In the records below, some lines contain the word "icon". Copy each of them.

BEGIN Records

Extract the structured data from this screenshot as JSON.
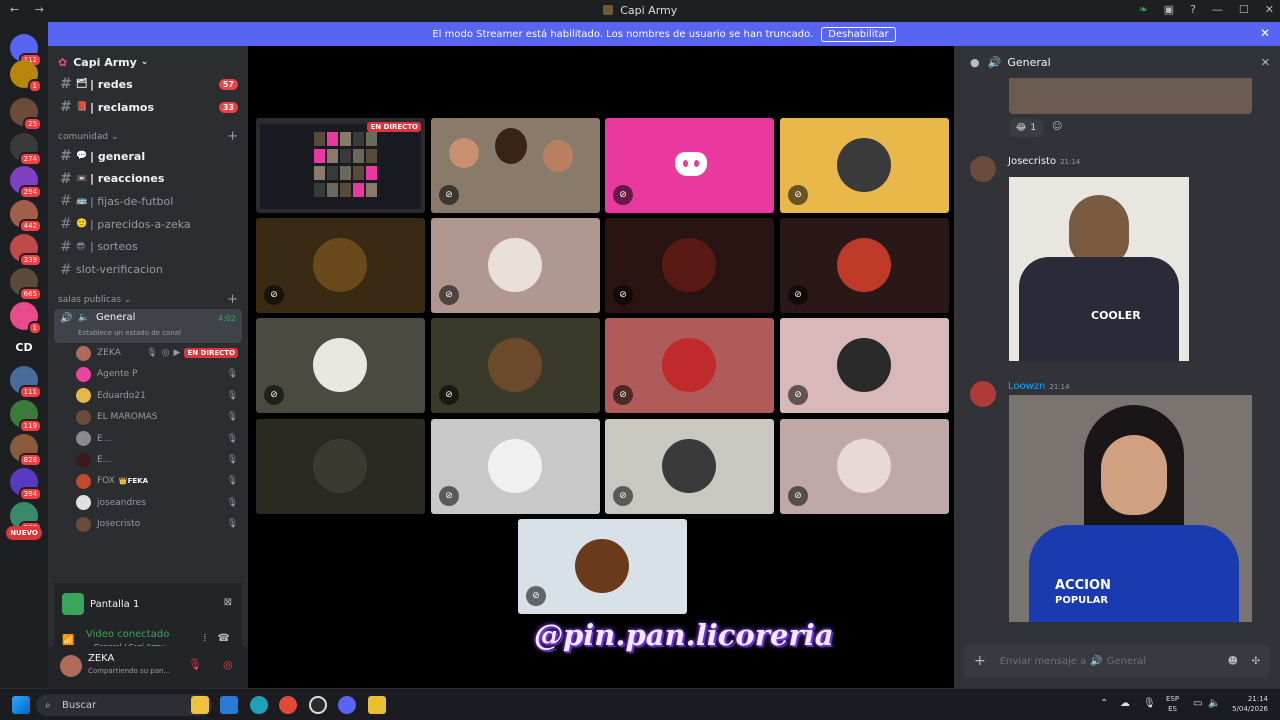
{
  "window": {
    "title": "Capi Army"
  },
  "banner": {
    "text": "El modo Streamer está habilitado. Los nombres de usuario se han truncado.",
    "button": "Deshabilitar"
  },
  "guilds": [
    {
      "label": "",
      "badge": "112",
      "color": "#5865f2"
    },
    {
      "label": "",
      "badge": "1",
      "color": "#b8860b"
    },
    {
      "label": "",
      "badge": "25",
      "color": "#6b4a3a"
    },
    {
      "label": "",
      "badge": "274",
      "color": "#3a3a3a"
    },
    {
      "label": "",
      "badge": "294",
      "color": "#7e3fc0"
    },
    {
      "label": "",
      "badge": "442",
      "color": "#a35e4a"
    },
    {
      "label": "",
      "badge": "339",
      "color": "#c04a4a"
    },
    {
      "label": "",
      "badge": "665",
      "color": "#5a4a3a"
    },
    {
      "label": "",
      "badge": "1",
      "color": "#e94b8a"
    },
    {
      "label": "CD",
      "badge": "",
      "color": "#1e1f22"
    },
    {
      "label": "",
      "badge": "111",
      "color": "#4a6a9a"
    },
    {
      "label": "",
      "badge": "119",
      "color": "#3a7a3a"
    },
    {
      "label": "",
      "badge": "828",
      "color": "#8a5a3a"
    },
    {
      "label": "",
      "badge": "394",
      "color": "#5a3ac0"
    },
    {
      "label": "",
      "badge": "558",
      "color": "#3a8a6a"
    },
    {
      "label": "NUEVO",
      "badge": "",
      "color": "#da373c"
    }
  ],
  "server": {
    "name": "Capi Army"
  },
  "channels": {
    "top": [
      {
        "name": "| redes",
        "badge": "57",
        "unread": true,
        "icon": "🗂"
      },
      {
        "name": "| reclamos",
        "badge": "33",
        "unread": true,
        "icon": "📕"
      }
    ],
    "category1": "comunidad",
    "comunidad": [
      {
        "name": "| general",
        "unread": true,
        "icon": "💬"
      },
      {
        "name": "| reacciones",
        "unread": true,
        "icon": "📼"
      },
      {
        "name": "| fijas-de-futbol",
        "unread": false,
        "icon": "🚌"
      },
      {
        "name": "| parecidos-a-zeka",
        "unread": false,
        "icon": "🙂"
      },
      {
        "name": "| sorteos",
        "unread": false,
        "icon": "😎"
      },
      {
        "name": "slot-verificacion",
        "unread": false,
        "icon": ""
      }
    ],
    "category2": "salas publicas",
    "voice": {
      "name": "General",
      "time": "4:02",
      "status": "Establece un estado de canal"
    },
    "voice_users": [
      {
        "name": "ZEKA",
        "live": "EN DIRECTO",
        "color": "#b06a5a"
      },
      {
        "name": "Agente P",
        "color": "#eb459e"
      },
      {
        "name": "Eduardo21",
        "color": "#e6b84a"
      },
      {
        "name": "EL MAROMAS",
        "color": "#6a4a3a"
      },
      {
        "name": "E...",
        "color": "#8a8a8a"
      },
      {
        "name": "E...",
        "color": "#3a1a1a"
      },
      {
        "name": "FOX",
        "tag": "FEKA",
        "color": "#c04a2a"
      },
      {
        "name": "joseandres",
        "color": "#e0e0e0"
      },
      {
        "name": "Josecristo",
        "color": "#6a4a3a"
      }
    ]
  },
  "panel": {
    "title": "Pantalla 1",
    "status": "Video conectado",
    "location": "General / Capi Army",
    "user": "ZEKA",
    "user_status": "Compartiendo su pan..."
  },
  "tiles": [
    {
      "color": "#2a2a30",
      "kind": "screen",
      "live": "EN DIRECTO"
    },
    {
      "color": "#8a7a6a",
      "kind": "camera"
    },
    {
      "color": "#e9389e",
      "kind": "discord"
    },
    {
      "color": "#e8b84a",
      "kind": "avatar",
      "av": "#3a3a3a"
    },
    {
      "color": "#3a2a14",
      "kind": "avatar",
      "av": "#6a4a1a"
    },
    {
      "color": "#b09890",
      "kind": "avatar",
      "av": "#e8e0d8"
    },
    {
      "color": "#2a1412",
      "kind": "avatar",
      "av": "#5a1a14"
    },
    {
      "color": "#2a1818",
      "kind": "avatar",
      "av": "#c03a2a"
    },
    {
      "color": "#4a4a40",
      "kind": "avatar",
      "av": "#e8e8e0"
    },
    {
      "color": "#3a3a2a",
      "kind": "avatar",
      "av": "#6a4a2a"
    },
    {
      "color": "#b05a5a",
      "kind": "avatar",
      "av": "#c02a2a"
    },
    {
      "color": "#d8b8b8",
      "kind": "avatar",
      "av": "#2a2a2a"
    },
    {
      "color": "#2a2a22",
      "kind": "avatar",
      "av": "#3a3a30"
    },
    {
      "color": "#c8c8c8",
      "kind": "avatar",
      "av": "#f0f0f0"
    },
    {
      "color": "#c8c8c0",
      "kind": "avatar",
      "av": "#3a3a3a"
    },
    {
      "color": "#c0a8a8",
      "kind": "avatar",
      "av": "#e8d8d8"
    },
    {
      "color": "#d8e0e8",
      "kind": "avatar",
      "av": "#6a3a1a"
    }
  ],
  "watermark": "@pin.pan.licoreria",
  "chat": {
    "title": "General",
    "reaction_count": "1",
    "messages": [
      {
        "author": "Josecristo",
        "time": "21:14",
        "color": "#f2f3f5"
      },
      {
        "author": "Loowzn",
        "time": "21:14",
        "color": "#00a8fc"
      }
    ],
    "image_text": [
      "COOLER",
      "ACCION",
      "POPULAR"
    ],
    "input_placeholder": "Enviar mensaje a",
    "input_channel": "General"
  },
  "taskbar": {
    "search": "Buscar",
    "lang1": "ESP",
    "lang2": "ES",
    "time": "21:14",
    "date": "5/04/2026"
  }
}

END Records

Response to the exercise
        "icon": "🗂"
        "icon": "📕"
        "icon": "💬"
        "icon": "📼"
        "icon": "🚌"
        "icon": "🙂"
        "icon": "😎"
        "icon": ""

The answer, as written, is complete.